■ Data section
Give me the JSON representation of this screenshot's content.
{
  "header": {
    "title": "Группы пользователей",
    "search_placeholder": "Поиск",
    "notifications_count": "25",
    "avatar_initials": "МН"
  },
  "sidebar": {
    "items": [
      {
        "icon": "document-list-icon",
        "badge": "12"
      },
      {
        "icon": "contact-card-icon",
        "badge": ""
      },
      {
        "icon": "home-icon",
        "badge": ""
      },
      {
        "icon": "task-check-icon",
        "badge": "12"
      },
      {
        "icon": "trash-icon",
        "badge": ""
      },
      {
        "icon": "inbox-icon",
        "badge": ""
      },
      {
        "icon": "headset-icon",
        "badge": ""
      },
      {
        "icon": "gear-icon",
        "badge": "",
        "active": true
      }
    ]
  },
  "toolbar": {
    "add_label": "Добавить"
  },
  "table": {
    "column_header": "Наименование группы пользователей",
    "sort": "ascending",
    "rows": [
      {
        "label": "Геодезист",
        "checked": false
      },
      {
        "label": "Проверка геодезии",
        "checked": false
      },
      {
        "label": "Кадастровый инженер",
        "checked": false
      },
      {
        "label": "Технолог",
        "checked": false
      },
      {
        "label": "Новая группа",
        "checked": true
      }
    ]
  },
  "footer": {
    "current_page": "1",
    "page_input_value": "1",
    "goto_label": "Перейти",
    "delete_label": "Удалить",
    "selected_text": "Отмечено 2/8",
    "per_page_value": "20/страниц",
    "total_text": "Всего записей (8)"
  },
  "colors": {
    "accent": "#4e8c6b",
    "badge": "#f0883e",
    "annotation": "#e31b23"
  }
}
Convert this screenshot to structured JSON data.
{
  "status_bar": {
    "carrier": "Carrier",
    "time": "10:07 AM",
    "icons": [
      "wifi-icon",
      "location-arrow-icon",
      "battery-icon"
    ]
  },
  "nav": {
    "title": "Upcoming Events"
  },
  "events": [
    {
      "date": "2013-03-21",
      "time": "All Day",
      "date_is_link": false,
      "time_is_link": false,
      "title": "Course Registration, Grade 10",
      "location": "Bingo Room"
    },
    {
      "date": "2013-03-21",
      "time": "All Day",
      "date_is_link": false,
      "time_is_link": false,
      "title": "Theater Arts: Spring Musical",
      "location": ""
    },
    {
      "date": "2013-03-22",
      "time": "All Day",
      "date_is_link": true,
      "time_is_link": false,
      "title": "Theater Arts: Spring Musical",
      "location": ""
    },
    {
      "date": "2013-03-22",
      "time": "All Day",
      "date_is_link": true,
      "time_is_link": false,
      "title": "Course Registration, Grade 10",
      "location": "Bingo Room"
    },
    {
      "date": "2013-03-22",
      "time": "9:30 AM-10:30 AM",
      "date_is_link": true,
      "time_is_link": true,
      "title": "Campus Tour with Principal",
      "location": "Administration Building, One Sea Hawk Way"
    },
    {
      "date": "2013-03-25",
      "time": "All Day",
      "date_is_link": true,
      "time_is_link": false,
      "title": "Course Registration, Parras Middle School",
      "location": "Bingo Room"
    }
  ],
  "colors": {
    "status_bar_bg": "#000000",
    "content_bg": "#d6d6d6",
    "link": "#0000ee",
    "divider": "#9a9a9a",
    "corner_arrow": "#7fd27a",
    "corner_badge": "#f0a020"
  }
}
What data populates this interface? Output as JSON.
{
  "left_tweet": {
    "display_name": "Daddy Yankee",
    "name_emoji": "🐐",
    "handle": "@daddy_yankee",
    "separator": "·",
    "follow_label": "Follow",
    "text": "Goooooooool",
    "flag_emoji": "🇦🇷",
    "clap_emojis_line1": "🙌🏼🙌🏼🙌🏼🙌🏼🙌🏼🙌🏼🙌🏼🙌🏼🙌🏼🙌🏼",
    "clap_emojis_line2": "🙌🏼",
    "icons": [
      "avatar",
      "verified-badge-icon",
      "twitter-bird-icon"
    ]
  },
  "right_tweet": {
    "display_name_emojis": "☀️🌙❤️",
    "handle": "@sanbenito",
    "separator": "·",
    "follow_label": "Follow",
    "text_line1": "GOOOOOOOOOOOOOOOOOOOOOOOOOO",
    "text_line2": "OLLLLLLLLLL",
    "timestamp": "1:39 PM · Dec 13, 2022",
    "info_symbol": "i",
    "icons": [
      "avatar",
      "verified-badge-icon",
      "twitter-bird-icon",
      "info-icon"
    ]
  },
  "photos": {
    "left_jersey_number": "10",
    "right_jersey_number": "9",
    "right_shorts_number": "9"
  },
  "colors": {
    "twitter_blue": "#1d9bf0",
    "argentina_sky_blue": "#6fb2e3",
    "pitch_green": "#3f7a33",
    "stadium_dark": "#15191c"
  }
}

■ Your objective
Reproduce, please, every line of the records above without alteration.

■ Your solution
Give me the JSON representation of this screenshot's content.
{
  "header": {
    "title": "Группы пользователей",
    "search_placeholder": "Поиск",
    "notifications_count": "25",
    "avatar_initials": "МН"
  },
  "sidebar": {
    "items": [
      {
        "icon": "document-list-icon",
        "badge": "12"
      },
      {
        "icon": "contact-card-icon",
        "badge": ""
      },
      {
        "icon": "home-icon",
        "badge": ""
      },
      {
        "icon": "task-check-icon",
        "badge": "12"
      },
      {
        "icon": "trash-icon",
        "badge": ""
      },
      {
        "icon": "inbox-icon",
        "badge": ""
      },
      {
        "icon": "headset-icon",
        "badge": ""
      },
      {
        "icon": "gear-icon",
        "badge": "",
        "active": true
      }
    ]
  },
  "toolbar": {
    "add_label": "Добавить"
  },
  "table": {
    "column_header": "Наименование группы пользователей",
    "sort": "ascending",
    "rows": [
      {
        "label": "Геодезист",
        "checked": false
      },
      {
        "label": "Проверка геодезии",
        "checked": false
      },
      {
        "label": "Кадастровый инженер",
        "checked": false
      },
      {
        "label": "Технолог",
        "checked": false
      },
      {
        "label": "Новая группа",
        "checked": true
      }
    ]
  },
  "footer": {
    "current_page": "1",
    "page_input_value": "1",
    "goto_label": "Перейти",
    "delete_label": "Удалить",
    "selected_text": "Отмечено 2/8",
    "per_page_value": "20/страниц",
    "total_text": "Всего записей (8)"
  },
  "colors": {
    "accent": "#4e8c6b",
    "badge": "#f0883e",
    "annotation": "#e31b23"
  }
}
Convert this screenshot to structured JSON data.
{
  "status_bar": {
    "carrier": "Carrier",
    "time": "10:07 AM",
    "icons": [
      "wifi-icon",
      "location-arrow-icon",
      "battery-icon"
    ]
  },
  "nav": {
    "title": "Upcoming Events"
  },
  "events": [
    {
      "date": "2013-03-21",
      "time": "All Day",
      "date_is_link": false,
      "time_is_link": false,
      "title": "Course Registration, Grade 10",
      "location": "Bingo Room"
    },
    {
      "date": "2013-03-21",
      "time": "All Day",
      "date_is_link": false,
      "time_is_link": false,
      "title": "Theater Arts: Spring Musical",
      "location": ""
    },
    {
      "date": "2013-03-22",
      "time": "All Day",
      "date_is_link": true,
      "time_is_link": false,
      "title": "Theater Arts: Spring Musical",
      "location": ""
    },
    {
      "date": "2013-03-22",
      "time": "All Day",
      "date_is_link": true,
      "time_is_link": false,
      "title": "Course Registration, Grade 10",
      "location": "Bingo Room"
    },
    {
      "date": "2013-03-22",
      "time": "9:30 AM-10:30 AM",
      "date_is_link": true,
      "time_is_link": true,
      "title": "Campus Tour with Principal",
      "location": "Administration Building, One Sea Hawk Way"
    },
    {
      "date": "2013-03-25",
      "time": "All Day",
      "date_is_link": true,
      "time_is_link": false,
      "title": "Course Registration, Parras Middle School",
      "location": "Bingo Room"
    }
  ],
  "colors": {
    "status_bar_bg": "#000000",
    "content_bg": "#d6d6d6",
    "link": "#0000ee",
    "divider": "#9a9a9a",
    "corner_arrow": "#7fd27a",
    "corner_badge": "#f0a020"
  }
}
What data populates this interface? Output as JSON.
{
  "left_tweet": {
    "display_name": "Daddy Yankee",
    "name_emoji": "🐐",
    "handle": "@daddy_yankee",
    "separator": "·",
    "follow_label": "Follow",
    "text": "Goooooooool",
    "flag_emoji": "🇦🇷",
    "clap_emojis_line1": "🙌🏼🙌🏼🙌🏼🙌🏼🙌🏼🙌🏼🙌🏼🙌🏼🙌🏼🙌🏼",
    "clap_emojis_line2": "🙌🏼",
    "icons": [
      "avatar",
      "verified-badge-icon",
      "twitter-bird-icon"
    ]
  },
  "right_tweet": {
    "display_name_emojis": "☀️🌙❤️",
    "handle": "@sanbenito",
    "separator": "·",
    "follow_label": "Follow",
    "text_line1": "GOOOOOOOOOOOOOOOOOOOOOOOOOO",
    "text_line2": "OLLLLLLLLLL",
    "timestamp": "1:39 PM · Dec 13, 2022",
    "info_symbol": "i",
    "icons": [
      "avatar",
      "verified-badge-icon",
      "twitter-bird-icon",
      "info-icon"
    ]
  },
  "photos": {
    "left_jersey_number": "10",
    "right_jersey_number": "9",
    "right_shorts_number": "9"
  },
  "colors": {
    "twitter_blue": "#1d9bf0",
    "argentina_sky_blue": "#6fb2e3",
    "pitch_green": "#3f7a33",
    "stadium_dark": "#15191c"
  }
}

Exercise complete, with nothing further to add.